an expression is a single unit of code that returns a value
a value can be defined using expressions
an expression block has its own scope and may contain values arne variables
a statement is an expression that doesn’t return a value. eg println (which returns Unit), value/variable definitions
unlike switch, match can be used with types, regular expressions, numeric ranges and data structure contents as well as values
wildcard binding of unknown pattern
value binding of unknown pattern
matching with pattern guards
matching types with pattern variables. eg actual type can be mapped
while and do/while <- only statements, no yield
1. Given a string name, write a match expression that will return the same string if non-empty, or else the string n/a if it is empty.

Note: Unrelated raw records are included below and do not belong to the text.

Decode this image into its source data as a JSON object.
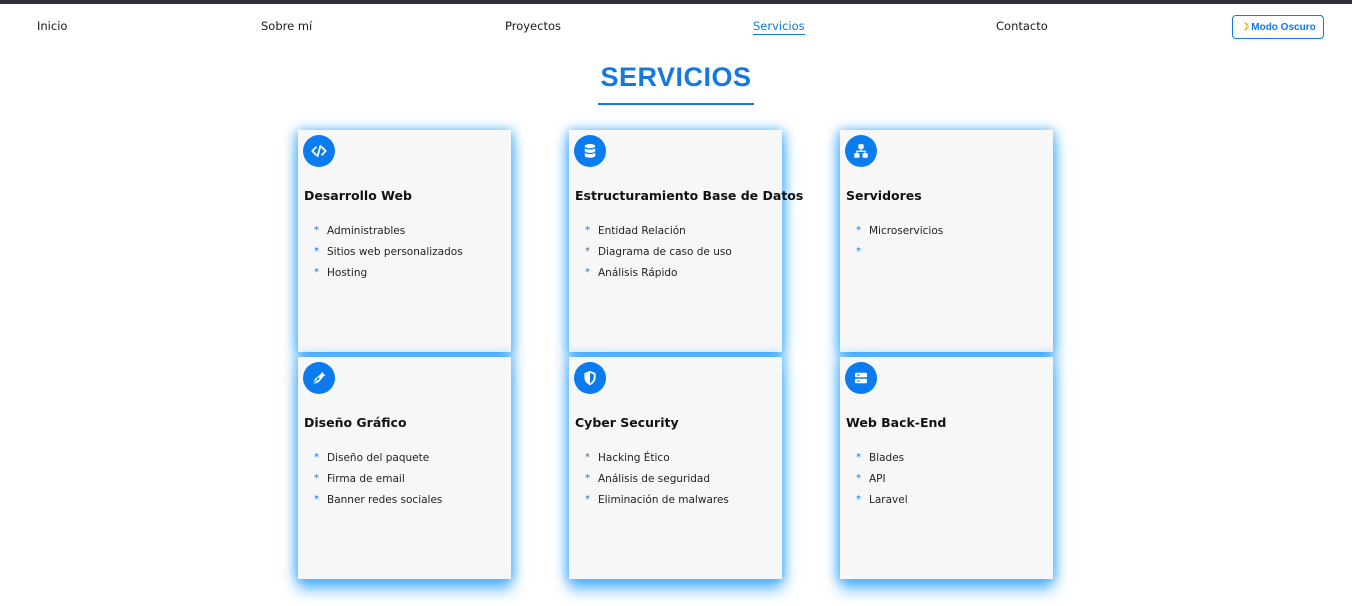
{
  "nav": {
    "items": [
      {
        "label": "Inicio"
      },
      {
        "label": "Sobre mí"
      },
      {
        "label": "Proyectos"
      },
      {
        "label": "Servicios",
        "active": true
      },
      {
        "label": "Contacto"
      }
    ],
    "dark_mode_label": "Modo Oscuro",
    "dark_mode_icon": "moon-icon"
  },
  "section": {
    "title": "SERVICIOS"
  },
  "colors": {
    "accent": "#1478e0",
    "icon_bg": "#0b7cf0",
    "card_bg": "#f7f7f7",
    "glow": "#28a0ff"
  },
  "cards": [
    {
      "title": "Desarrollo Web",
      "icon": "code-icon",
      "items": [
        "Administrables",
        "Sitios web personalizados",
        "Hosting"
      ]
    },
    {
      "title": "Estructuramiento Base de Datos",
      "icon": "database-icon",
      "items": [
        "Entidad Relación",
        "Diagrama de caso de uso",
        "Análisis Rápido"
      ]
    },
    {
      "title": "Servidores",
      "icon": "network-icon",
      "items": [
        "Microservicios",
        ""
      ]
    },
    {
      "title": "Diseño Gráfico",
      "icon": "pen-nib-icon",
      "items": [
        "Diseño del paquete",
        "Firma de email",
        "Banner redes sociales"
      ]
    },
    {
      "title": "Cyber Security",
      "icon": "shield-icon",
      "items": [
        "Hacking Ético",
        "Análisis de seguridad",
        "Eliminación de malwares"
      ]
    },
    {
      "title": "Web Back-End",
      "icon": "server-icon",
      "items": [
        "Blades",
        "API",
        "Laravel"
      ]
    }
  ]
}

2. Given a double amount, write an expression to return greater if it is more than zero, same if it equals zero, and less if it is less than zero. Can you write this with if..else blocks? How about with match expressions?
3. Write an expression to convert one of the input values cyan, magenta, yellow to their 6-char hexadecimal equivalents in string form. What can you do to handle error conditions?
4. Print the numbers 1 to 10, with each line containing a group of 5 numbers.
5. There is a popular coding interview question I’ll call typesafe, in which the numbers 1 - 100 must be printed one per line. The catch is that multiples of 3 must replace the number with the word type, while multiples of 5 must replace the number with the word safe. Of course, multiples of 15 must print typesafe.
6. Can you rewrite the answer to question 6 to fit on one line? It probably won’t be easier to read, but reducing code to its shortest form is an art, and a good exercise to learn the language.